Wednesday, September 12, 2012

I really should have posted this yesterday...

Yesterday was a big day for this country. It is a traumatic day for a lot of this country. It is a day of mourning, a day of remembrance, a humbling day. 

I am not going to write a post about 9/11. Well, I am sort of going to write a post about 9/11. This post is totally about 9/11.

Tini posted on Facebook, and I quote, 

"As I read everyone's status updates today, I realize something. Either none of these people really felt the way they're saying when the towers fell, or, the more likely option, I'm just a bad American. I remember being angry that footage of the attacks was monopolizing the air time on like, every channel. I realize that now I would respond differently, that I would recognize the profound impact the attacks would have my country and my people. However, at the time, I just wanted to veg out in front of my favorite after school specials. I'm just being real here."

I don't fault what he said. He was being honest. I believe he was 11 when it happened, so obviously his response is not going to be the same as someone like me, who was days from turning 20. I was an adult. An adult who was devastated and terrified. 

What was also shocking was that most of the responses he got (from his peers...who are his age) were equally indifferent to the day. 

It is surreal to me that someone a mere 9 or so years younger than me can have such a different impression. When we are together, a part of me feels older, yes, but it's not like we don't have a blast. It's not like he isn't a close friend of mine. It is strange that the experience of 9/11 is such a different one. I just assume everyone is as affected as I was. It is strange that this particular day is the first time I have really felt the age in our friendship.

I remember thinking it wasn't real. I remember tears streaming down my face as I watched the second plane hit. I remember being scared to stay in the city and driving to my parents house 30 miles away. I remember watching Air Force One fly over their house. 

Our country was under attack. And it was horrifying. I don't support war. I probably never will, even though I logically understand the reason for it. I don't have an alternative solution, I just don't like violence as a means to end violence. But, on that day, I felt cornered and vulnerable and if someone said, this will never happen again if we go to war, I am not sure I wouldn't have jumped on that band wagon. I would have regretted it, but that day made me feel like nothing I have ever experienced before or after. 
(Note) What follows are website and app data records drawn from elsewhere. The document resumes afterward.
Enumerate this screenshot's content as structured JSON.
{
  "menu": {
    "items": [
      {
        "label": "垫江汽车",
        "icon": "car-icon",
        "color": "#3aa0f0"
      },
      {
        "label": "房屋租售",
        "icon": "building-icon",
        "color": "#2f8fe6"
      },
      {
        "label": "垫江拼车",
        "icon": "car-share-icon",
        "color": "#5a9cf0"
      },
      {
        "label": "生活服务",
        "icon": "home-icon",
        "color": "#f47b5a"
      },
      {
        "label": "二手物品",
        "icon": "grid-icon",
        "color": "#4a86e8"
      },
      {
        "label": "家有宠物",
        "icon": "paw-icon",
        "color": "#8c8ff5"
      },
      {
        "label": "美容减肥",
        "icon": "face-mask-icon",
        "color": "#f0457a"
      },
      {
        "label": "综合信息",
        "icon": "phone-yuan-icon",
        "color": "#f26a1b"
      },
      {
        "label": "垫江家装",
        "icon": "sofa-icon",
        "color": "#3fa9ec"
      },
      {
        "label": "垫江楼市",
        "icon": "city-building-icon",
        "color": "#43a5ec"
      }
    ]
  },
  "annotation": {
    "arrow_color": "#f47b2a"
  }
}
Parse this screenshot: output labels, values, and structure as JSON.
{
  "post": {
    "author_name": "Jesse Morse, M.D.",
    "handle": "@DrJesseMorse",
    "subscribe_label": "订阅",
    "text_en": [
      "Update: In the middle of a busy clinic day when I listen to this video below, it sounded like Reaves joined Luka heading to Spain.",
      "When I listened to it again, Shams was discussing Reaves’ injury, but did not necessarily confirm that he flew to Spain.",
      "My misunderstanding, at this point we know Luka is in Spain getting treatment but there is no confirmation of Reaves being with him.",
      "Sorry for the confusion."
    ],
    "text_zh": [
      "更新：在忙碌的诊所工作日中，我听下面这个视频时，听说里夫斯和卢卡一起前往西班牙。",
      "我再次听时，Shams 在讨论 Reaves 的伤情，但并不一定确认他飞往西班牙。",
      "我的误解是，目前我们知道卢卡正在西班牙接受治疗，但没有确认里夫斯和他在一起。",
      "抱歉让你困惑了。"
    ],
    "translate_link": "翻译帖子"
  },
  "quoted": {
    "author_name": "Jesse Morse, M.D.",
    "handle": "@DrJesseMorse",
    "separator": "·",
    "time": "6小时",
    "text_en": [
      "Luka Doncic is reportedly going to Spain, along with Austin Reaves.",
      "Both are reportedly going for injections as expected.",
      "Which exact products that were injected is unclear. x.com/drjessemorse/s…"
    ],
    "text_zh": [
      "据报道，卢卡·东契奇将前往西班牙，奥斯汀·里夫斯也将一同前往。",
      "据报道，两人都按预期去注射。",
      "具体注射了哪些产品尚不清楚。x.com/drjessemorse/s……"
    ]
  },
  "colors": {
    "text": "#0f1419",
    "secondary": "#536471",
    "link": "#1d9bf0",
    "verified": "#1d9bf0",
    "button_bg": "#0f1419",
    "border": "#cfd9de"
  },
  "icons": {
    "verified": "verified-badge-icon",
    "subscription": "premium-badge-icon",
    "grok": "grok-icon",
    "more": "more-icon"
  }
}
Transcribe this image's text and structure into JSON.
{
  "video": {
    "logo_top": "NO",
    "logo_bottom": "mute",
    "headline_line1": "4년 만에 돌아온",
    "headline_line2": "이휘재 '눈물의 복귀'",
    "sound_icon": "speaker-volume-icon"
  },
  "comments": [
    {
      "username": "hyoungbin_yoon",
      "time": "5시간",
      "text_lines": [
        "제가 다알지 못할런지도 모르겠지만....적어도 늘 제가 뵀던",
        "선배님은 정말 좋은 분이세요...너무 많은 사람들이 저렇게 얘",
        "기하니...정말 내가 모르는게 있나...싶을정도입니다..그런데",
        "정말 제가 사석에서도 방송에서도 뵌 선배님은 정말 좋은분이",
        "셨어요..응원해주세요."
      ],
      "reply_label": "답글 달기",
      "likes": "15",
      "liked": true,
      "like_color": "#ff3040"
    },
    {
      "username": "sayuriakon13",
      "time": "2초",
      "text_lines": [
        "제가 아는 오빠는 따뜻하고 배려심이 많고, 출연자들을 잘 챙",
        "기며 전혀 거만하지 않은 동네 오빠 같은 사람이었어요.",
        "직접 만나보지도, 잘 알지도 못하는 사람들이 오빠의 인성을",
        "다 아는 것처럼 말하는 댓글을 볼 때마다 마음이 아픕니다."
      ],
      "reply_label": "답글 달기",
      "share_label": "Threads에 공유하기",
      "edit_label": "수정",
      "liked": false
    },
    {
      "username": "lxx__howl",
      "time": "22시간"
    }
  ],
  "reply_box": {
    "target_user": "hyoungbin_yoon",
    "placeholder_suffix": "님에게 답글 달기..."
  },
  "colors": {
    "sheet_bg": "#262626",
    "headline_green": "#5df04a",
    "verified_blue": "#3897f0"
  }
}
Someone compared it to Columbine and I disagreed. That was teenage boys. This was a terrorist group attacking us. Who knows how many educated adult males willing to die to to bring down our country. To kill our citizens. 

The man who killed Osama bin Laden was interviewed on 60 minutes this week. He was humble and respectful, but the story of finding him, of killing him, left me with chills. It was closure. And as much as I abhor violence, this was a justified end. 

(Yes, the conspiratorial theorist in me doesn't believe a word of it, but the hopeful me wants it all to be true.)

It blows my mind that people I am friends with have little emotional ties to this day. It blows my mind that my children will read about it in history books and never really understand it. 

I suppose my mother feels the same way about the JFK assassination. And generations before about tragedies that happened in their lifetimes. 

I will never, ever forget the feeling of that day. Or how surreal it felt, 11 years later, to find out that not everyone feels the same.


Rachael Heiner said...

I have a son who is 6 years old, and I know he has no idea of the significance of September 11. I read another post a couple of days ago where a woman was talking about teaching her children about what happened from a young age (4 or 5). I don't think that's useful or necessary personally. I agree with you that it could be comparable to JFK or even to people who lived through the bombings of Hiroshima & Nagosaki - even as US Citizens, if something like that happened while I was alive I'd be sick and devastated. I did not post about September 11. I didn't post on Facebook or my blog, and I largely avoided any coverage of it. I'm having a hard year, and for me that's an emotional strain I just can't handle.

J o s e y said...

Wow. Weird. 9/11 was/is such a powerful moment in time for me. Crazy to think that it's probably not that way for my youngest siblings (they were 10 and 12 at the time). Weird.